It’s funny, when I started out as a singer/songwriter I always assumed everyone had roadies to move their equipment around. They just appeared, right? But boy, did I get a dose of reality at my first real gig, when I found myself having to load in two PA speakers in the rain, each weighing 95 pounds, while I weighed a mere 110.
This was back in Washington, D.C., and I was thinking, “Is this glamorous or what?” It never dawned on me that we had to load and move our own gear. To this day, I still dream about having a roadie. I’m sure one day I will meet one. And maybe they will even lift one of my suitcases. Which brings me to touring.
When we get to a new town, fans will often ask me if we’ve checked out certain monuments, parks or “the world’s biggest ball of string” along the way.
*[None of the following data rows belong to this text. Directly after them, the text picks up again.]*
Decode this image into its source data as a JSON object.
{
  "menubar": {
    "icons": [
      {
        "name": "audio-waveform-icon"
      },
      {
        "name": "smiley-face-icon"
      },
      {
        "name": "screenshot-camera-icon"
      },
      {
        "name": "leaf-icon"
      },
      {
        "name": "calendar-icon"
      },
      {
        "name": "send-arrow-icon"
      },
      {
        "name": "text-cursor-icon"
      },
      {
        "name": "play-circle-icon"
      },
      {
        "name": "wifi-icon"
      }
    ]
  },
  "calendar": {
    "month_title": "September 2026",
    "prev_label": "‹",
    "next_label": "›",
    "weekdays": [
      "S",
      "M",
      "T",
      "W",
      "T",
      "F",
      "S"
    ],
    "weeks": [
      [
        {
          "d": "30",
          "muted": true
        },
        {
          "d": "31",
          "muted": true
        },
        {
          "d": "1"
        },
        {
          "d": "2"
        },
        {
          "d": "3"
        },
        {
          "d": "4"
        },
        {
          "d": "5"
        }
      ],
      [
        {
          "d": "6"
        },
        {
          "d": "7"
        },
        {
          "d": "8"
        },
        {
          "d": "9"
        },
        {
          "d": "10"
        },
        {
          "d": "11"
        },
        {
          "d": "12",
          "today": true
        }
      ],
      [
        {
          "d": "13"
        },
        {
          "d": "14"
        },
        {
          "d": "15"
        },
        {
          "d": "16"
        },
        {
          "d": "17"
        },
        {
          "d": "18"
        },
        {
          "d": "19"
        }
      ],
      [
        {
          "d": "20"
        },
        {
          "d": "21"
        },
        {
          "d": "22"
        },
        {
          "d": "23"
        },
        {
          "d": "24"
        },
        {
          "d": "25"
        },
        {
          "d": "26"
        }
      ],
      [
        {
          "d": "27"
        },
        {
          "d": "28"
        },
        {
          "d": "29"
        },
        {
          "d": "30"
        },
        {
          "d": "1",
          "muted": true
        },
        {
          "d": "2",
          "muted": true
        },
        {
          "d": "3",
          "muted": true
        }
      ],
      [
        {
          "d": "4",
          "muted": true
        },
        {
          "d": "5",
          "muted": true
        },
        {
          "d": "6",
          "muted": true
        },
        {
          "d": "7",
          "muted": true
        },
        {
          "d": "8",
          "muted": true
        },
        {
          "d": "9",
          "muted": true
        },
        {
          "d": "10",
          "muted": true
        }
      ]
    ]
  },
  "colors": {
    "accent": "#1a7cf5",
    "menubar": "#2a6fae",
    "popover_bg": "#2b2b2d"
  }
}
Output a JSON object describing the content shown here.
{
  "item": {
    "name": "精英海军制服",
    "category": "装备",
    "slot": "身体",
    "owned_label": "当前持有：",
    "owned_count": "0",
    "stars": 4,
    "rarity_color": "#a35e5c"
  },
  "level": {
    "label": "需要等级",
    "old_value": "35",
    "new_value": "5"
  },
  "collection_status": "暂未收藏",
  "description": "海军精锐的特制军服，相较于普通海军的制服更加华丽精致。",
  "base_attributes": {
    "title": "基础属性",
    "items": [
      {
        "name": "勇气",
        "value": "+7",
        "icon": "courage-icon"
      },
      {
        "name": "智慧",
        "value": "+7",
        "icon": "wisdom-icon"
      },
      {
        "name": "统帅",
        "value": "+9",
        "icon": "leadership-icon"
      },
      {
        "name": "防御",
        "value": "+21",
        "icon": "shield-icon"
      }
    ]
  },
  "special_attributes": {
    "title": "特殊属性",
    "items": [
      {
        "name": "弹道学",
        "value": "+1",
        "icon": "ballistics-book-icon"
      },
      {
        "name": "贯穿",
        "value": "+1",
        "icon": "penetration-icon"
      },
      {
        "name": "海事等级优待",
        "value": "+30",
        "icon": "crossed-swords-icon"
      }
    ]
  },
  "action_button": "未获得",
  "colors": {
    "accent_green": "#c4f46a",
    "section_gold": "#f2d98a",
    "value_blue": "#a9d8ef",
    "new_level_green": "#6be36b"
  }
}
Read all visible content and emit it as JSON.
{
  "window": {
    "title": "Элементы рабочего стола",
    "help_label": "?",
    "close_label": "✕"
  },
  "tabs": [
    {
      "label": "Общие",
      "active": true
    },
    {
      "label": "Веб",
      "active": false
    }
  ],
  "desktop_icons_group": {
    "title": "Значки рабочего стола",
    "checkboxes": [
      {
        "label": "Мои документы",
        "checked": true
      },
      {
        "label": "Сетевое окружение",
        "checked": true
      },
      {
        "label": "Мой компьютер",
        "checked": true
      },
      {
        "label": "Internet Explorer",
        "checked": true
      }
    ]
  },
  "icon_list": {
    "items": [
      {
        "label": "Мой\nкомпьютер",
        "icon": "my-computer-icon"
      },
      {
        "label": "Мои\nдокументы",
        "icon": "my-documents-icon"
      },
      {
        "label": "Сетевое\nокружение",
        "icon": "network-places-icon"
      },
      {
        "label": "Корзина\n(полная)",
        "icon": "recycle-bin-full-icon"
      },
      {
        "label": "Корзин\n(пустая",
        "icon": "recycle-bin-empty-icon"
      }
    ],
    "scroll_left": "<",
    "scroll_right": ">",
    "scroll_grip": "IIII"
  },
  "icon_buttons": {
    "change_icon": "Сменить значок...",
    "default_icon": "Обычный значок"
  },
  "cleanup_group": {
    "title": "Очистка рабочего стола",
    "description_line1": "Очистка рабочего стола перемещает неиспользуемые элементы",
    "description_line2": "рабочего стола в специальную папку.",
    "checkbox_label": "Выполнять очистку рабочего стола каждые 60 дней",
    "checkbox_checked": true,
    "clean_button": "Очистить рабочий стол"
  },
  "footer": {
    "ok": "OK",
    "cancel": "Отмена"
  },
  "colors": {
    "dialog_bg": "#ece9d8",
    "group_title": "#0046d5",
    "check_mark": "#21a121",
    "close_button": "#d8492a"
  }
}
Somehow, people mistake being on tour as some kind of vacation. Well, yes, it is, when I think of being away from bills, taking out garbage and doing dishes.
Touring is an altered reality in a world all its own. Besides the two hours you live for onstage, the rest of the time you’re just suspended in space. At least it feels that way to me.
For instance, you’re in a city for barely one day, you arrive in town to a hotel/motel maybe by 3:00 if you’re lucky. Then you have about an hour to regroup (for me it’s about cleaning the room, makeup and clothing) and then you leave for sound check. Sound check is at 5:00 so we leave the hotel at 4:30. Sound check ends at 6:30 and we usually get fed dinner backstage. Dinner can be anywhere from a restaurant menu to homemade food, so it could either be super good or completely questionable as a meal. Now, this is possibly the only real food we find all day because we’re dependent on the highway truck stop places ie: fast food. But on a really lucky day, there’s a Subway.
You’re onstage by 8:00. You do one long set or two shows, ending at 10:30, and talk to the fabulous fans afterwards if you’re lucky. Then you get to pack up your stuff, sell CDs and collect the money. By this time it’s 11:45.
Now you have to drive around getting lost looking for a 7-11 to get some orange juice for the next morning, maybe stop at a bar for a drink, and for those who are more reckless, employ various recreational substances. Back to the hotel by 12:45. If you’re lucky you have a fridge in your room. If not, you take your trash can and fill it with ice from the ice machine so you can actually drink your orange juice cold in the morning. By the time makeup comes off, you call home to speak with your loved one and hit the sheets, its now 2am. (And, since you’re not at home and the pillow may not be the kind that you can sink into, you’re now wide awake until about 4am.)
And why can’t you wait till next morning for your orange juice at breakfast downstairs provided for free? Oh yes, since breakfast ends at 9am and you can’t seem to lift your head off the pillow because there’s a 2 or 3 hour time difference and your body thinks it’s still 6am, you’re not really thinking about food.
Then you get in a van, crunched in like a sardine, and drive from two to seven hours to the next town. And it starts all over again. It’s like you’re living in a bubble.
So, what do you do with all these endless hours in “the bubble”? In the van, there’s many games you can play with your musicians. Like your homemade version of “Name That Tune.” Or you sing the bridge of a totally obscure song and make ‘em all guess. Or you satisfy your “Words With Friends” addiction on your iPhone. Or you do your emails and text your friends. In the hotel room you watch crappy TV or HBO if you can find it, you rehearse endless hours or write a song or like in my case, write a blog for some wild music magazine. And you think “Are people really gonna read this stuff? Who would care about this?” and so on..
Finally, it’s your last day and you’re at another airport, waiting for a plane and going thru’ security. Now I’m on the plane going home. And I’m reading the magazine and there’s an article about the world’s largest ball of string outside of that town you left behind. But which state and what town and which stage and what gig and where did you sleep ? It’s all like an endless blur. And you realize it would be cool to see that ball of string in person. Oh well, back home to pay the bills, take out the trash and wash the dishes. It’s all good. Oh yeah. It’s definitely glamorous on the road.
Peace and happiness y’all !
If you have questions or want to share something personal that’s in your heart, please feel free to contact me directly: firstname.lastname@example.org or just go to my site.
~ Roberta Donnay
To share this article, copy this link:
Roberta Donnay is an award winning singer and songwriter, jazz recording artist, producer, arranger, coach, music supervisor, currently touring with Dan Hicks and the Hot Licks as a singer and percussionist.
Outlaw Magazine. Country, Rock and Roll, Blues, Folk, Americana, Punk. As long as it is real, it is OUTLAW. Overproduced mediocrity need not apply.